  • Mary is pregnant, symbolized by her black girdle. Among the native people of that time, only pregnant women wore this type of cincture.
  • She is “clothed in the sun” and standing on the moon, which serves to remind us of the vision in the Book of Revelation (12:1).
  • She is carried by an angel. Not only is an angel a heavenly image, but being carried on another’s shoulders, which was a sign of nobility, if not royalty, to the native people of the time.
  • The blue-green color of her cloak, a color reserved for things of heaven in ancient Mexico.

But amidst all these familiar images, not everyone notices Mary’s eyes, which are downcast.

And many more may not know that those eyes have been reported to have images of people reflected in them, just as a human eye caught in a photograph would show what was near it.

Since the early part of the 20th century, reports have surfaced about images seen in the eyes of Our Lady of Guadalupe. Various sources say the first report was from Alfonso Marcue, who, in 1929, served as official photographer of the old Basilica of Guadalupe in Mexico City. Reports say that he had found an image of a man in the right eye of the apparition’s image. However, not much is recorded of what Marcue said or saw.

In 1951, another photographer, Jose Carlos Salinas Chavez, also reported the image of a bearded man in the Virgin’s right eye. Since then, several photographers and then ophthalmologists have examined photos of the image of the tilma, at enlarged sizes, and have also reported images of people.

The best known of those who claim that the Virgin of Guadalupe’s eyes reflect images, just as a normal human eye would, is Peruvian engineer José Aste Tonsmann, a graduate of Cornell University in Ithaca, N.Y., who later worked for IBM. Since 1979, Tonsmann has studied the image of the Virgin’s eyes. He has even published his findings in “El Secreto de sus Ojos” (“The Secret of Her Eyes”), complete with photographs of his studies and of the image’s eyes. Tonsmann said that he has recorded several people, shown in two scenes reflected in both eyes, with the help of computer digitalization. In early 2001, Tonsmann, then with the Mexican Center of Guadalupan Studies, presented at a conference at Pontifical Regina Apostolorum Athenaeum in Rome.

At the time, zenit.org, a Catholic news agency now linked with EWTN, reported Tonsmann’s talk and his telling the audience that, while microscopic, the iris and pupils of the image contain a picture of 13 people, both male and female, of various ages and wearing traditional ethnic attire. The same people appear in both eyes, Tonsmann said but at different sizes, as they would in the image of any living human eye.

Tonsmann, and others who have seen the images, have said that they believe they may be something similar to a photographic image of the people who were present when Juan Diego opened his tilma and revealed the December roses.

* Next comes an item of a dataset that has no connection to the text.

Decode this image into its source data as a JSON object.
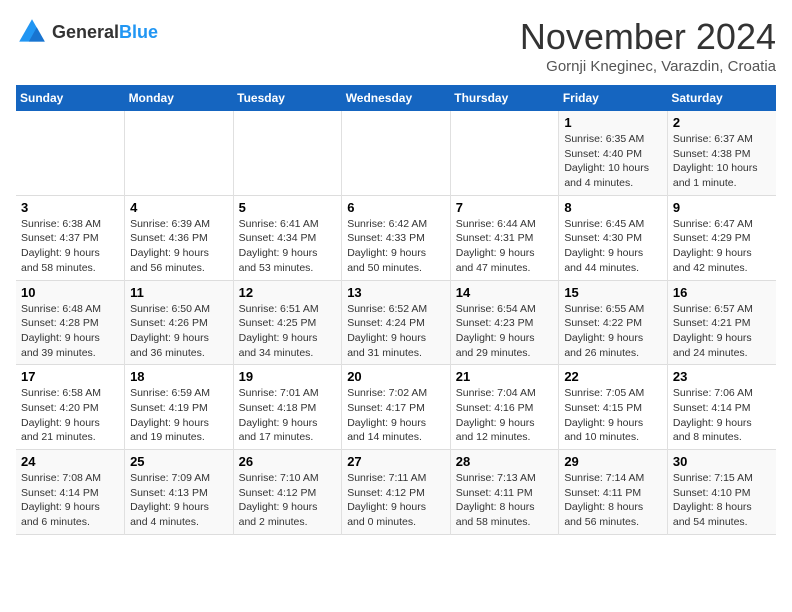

Tonsmann said he was able to magnify the image of Mary to 2,500 times normal size. In doing so, he also said he found another scene deeper in the eyes’ image: that of a possible family grouping of a man, a woman, two children and an older man and woman behind them. Tonsmann has stated several times that he believes this to be an extended family.

Whether or not the eyes of the Virgin of Guadalupe reveal people present in 1531, and/or a family of that time, these stories serve to remind us of the words Our Lady of Guadalupe spoke to Juan Diego 490 years ago: “I wish that a temple be erected here quickly, so I may therein exhibit and give all my love, compassion, help and protection, because I am your merciful mother, to you and to all the inhabitants on this land and all the rest who love me, invoke and confide in me; listen there to their lamentations, and remedy all their miseries, afflictions and sorrows.”

To this day, millions of people invoke the Virgin of Guadalupe and find comfort in her.

For a Rome Reports video of Dr. Tonsmann explaining his work, visit youtube.com/watch?v=5P6bCjc1Hes.

 

Sources: The Modern Catholic Encyclopedia; The HarperCollins Encyclopedia of Catholicism; Modern Catholic Dictionary; Dictionary of Mary; Dictionary of Catholic Devotions; The Catholic Encyclopedia; Romereports.com; zenit.org; thecatholicspirit.com; aleteia.org; sancta.org; encyclopedia.com; catholicnewsagency.com; Udayton.edu; monasteryicons.com; KofC.org/news; and sspx.org.